The defendant in the recently heard case is a woman whose daughter called 911 from the backseat of the defendant’s car while being driven home. The daughter reported that her mother was driving erratically and that she was scared. Police arrived at the defendant’s house after she had made it home without incident, and performed field sobriety tests. The defendant was found to have a small amount of an anti-anxiety medication in her system, which she was legally prescribed. Police arrested the woman and charged her with DUI and contributing to the delinquency of a minor. At trial, the defendant was convicted only of the charge of contributing to the delinquency of a minor.
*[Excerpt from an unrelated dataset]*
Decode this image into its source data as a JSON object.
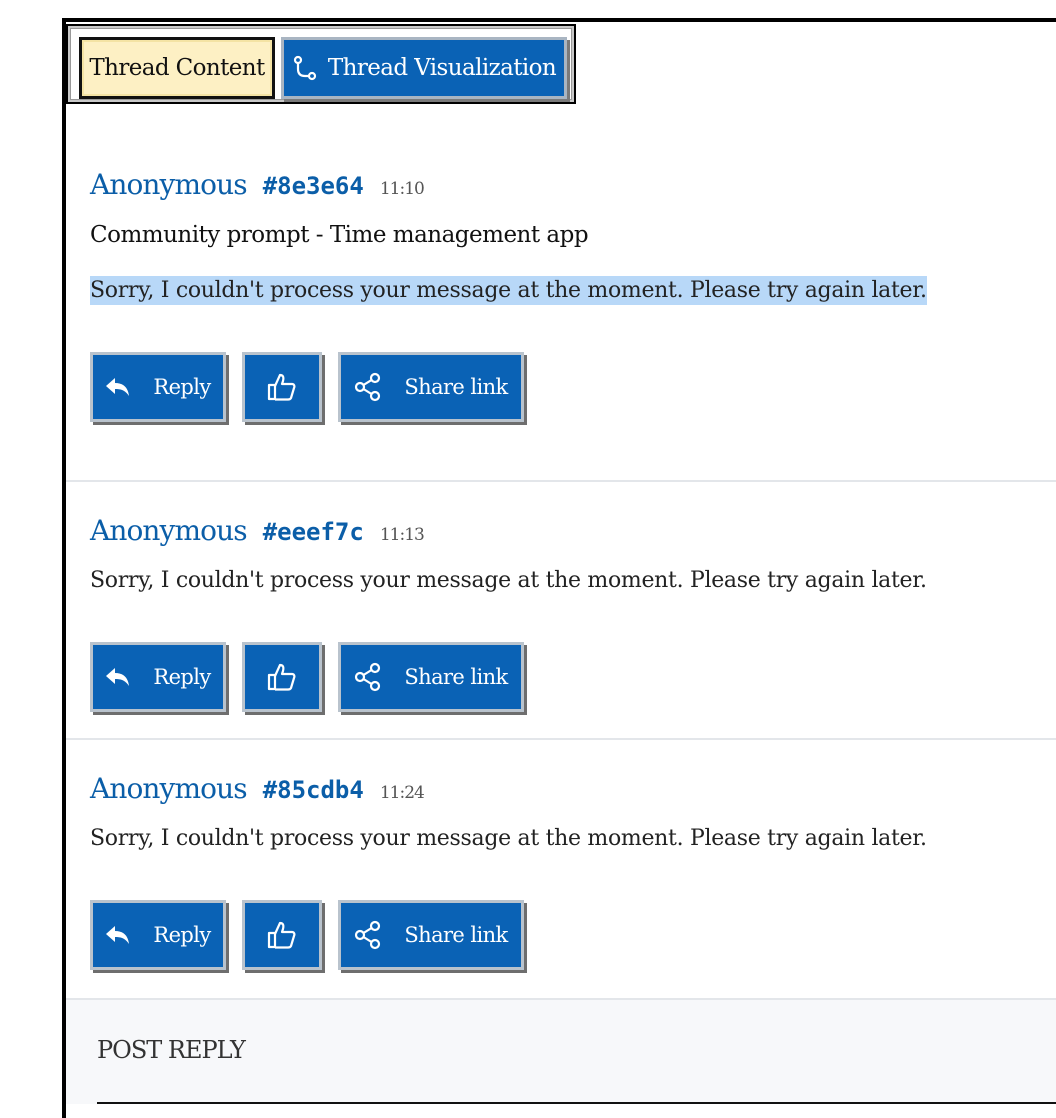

The defendant appealed the verdict to the state court of appeals, arguing that the elements of the charge of contributing to the delinquency of a minor were not proven by the prosecution at trial. Specifically, the defendant claimed that the prosecution provided no evidence that the child was in need of any services that the government could provide, or that the child was in continuing danger without the court’s intervention. The high court agreed with the defendant, finding that the charge of contributing to the delinquency of a minor required that prosecutors prove that the minor was in danger without court intervention and that some type of services were necessary to protect the child from harm. Because the prosecution presented no evidence on these two elements of the crime, the conviction was reversed.
This recent case demonstrates that police and prosecutors may pursue charges for crimes that are not reflective of a defendant’s alleged conduct. Contributing to the delinquency of a minor is a charge reserved for scenarios where a parent or other adult puts a child in danger by failing to properly provide for the child’s well-being. The defendant’s alleged conduct of endangering the child by driving unsafely while possibly under the influence of an intoxicating drug is not the type of conduct that the charged crime is designed to address. By persuading the jury that the defendant did something wrong, and using proposed jury instructions and closing arguments that misrepresented the elements of the crime, the prosecution managed to get a conviction for a crime the defendant clearly did not commit. Only after a long and difficult appeal process was the defendant exculpated for her alleged criminal conduct.
Do You Face Virginia Charges Related to a DUI Arrest?
Defendants are arrested for or charged with crimes in Virginia every day, and many of these allegations are not supported by evidence gathered by law enforcement. Without a qualified Virginia criminal defense attorney to fight for their rights, defendants may be convicted of a crime that they did not commit. If you or a loved one has been charged with a crime, the skilled Virginia DUI defense attorneys at Robinson Law, PLLC can help you fight the charges. Our experienced Virginia criminal defense lawyers have represented clients charged with many Virginia criminal offenses, including DUIs and child endangerment claims. If you’ve been arrested or charged with a crime, call 703-542-3616 to discuss your case and schedule a free consultation with one of our attorneys today.